▶ _To do_: Your answer consists of the lines in the data that contain "Mobile". Copy each of them.

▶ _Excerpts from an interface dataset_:
______

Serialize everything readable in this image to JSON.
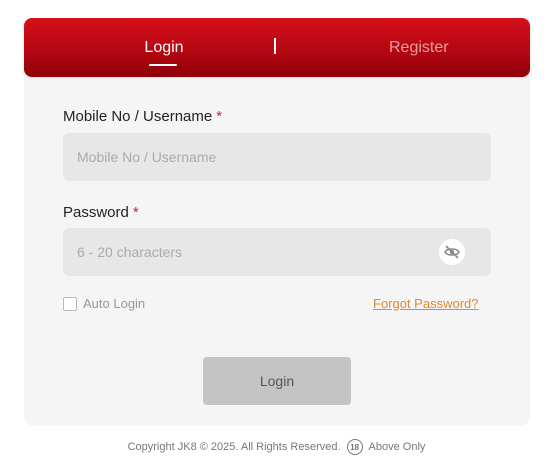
{
  "tabs": {
    "login_label": "Login",
    "separator": "|",
    "register_label": "Register"
  },
  "form": {
    "username_label": "Mobile No / Username",
    "username_required": "*",
    "username_placeholder": "Mobile No / Username",
    "password_label": "Password",
    "password_required": "*",
    "password_placeholder": "6 - 20 characters",
    "auto_login_label": "Auto Login",
    "forgot_label": "Forgot Password?",
    "submit_label": "Login"
  },
  "footer": {
    "copyright": "Copyright JK8 © 2025. All Rights Reserved.",
    "age_badge": "18",
    "age_note": "Above Only"
  },
  "colors": {
    "brand_red": "#c10a14",
    "forgot_orange": "#e08a2c",
    "required_red": "#d41f2a"
  },
  "icons": {
    "password_toggle": "eye-slash-icon",
    "age_restriction": "age-18-icon"
  }
}
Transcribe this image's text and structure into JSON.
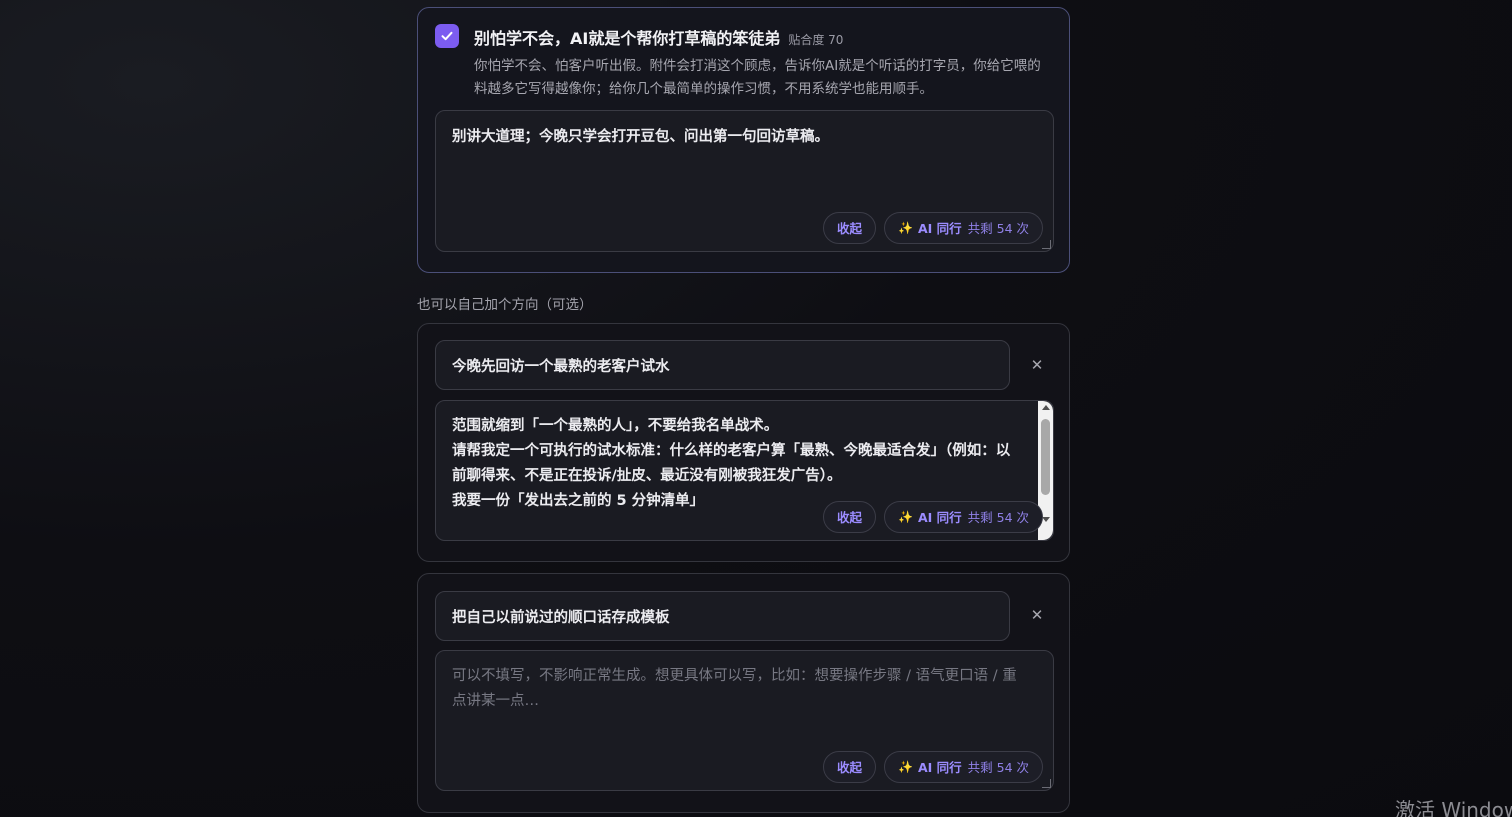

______

▶ _Response_:
    "username_label": "Mobile No / Username",
    "username_placeholder": "Mobile No / Username",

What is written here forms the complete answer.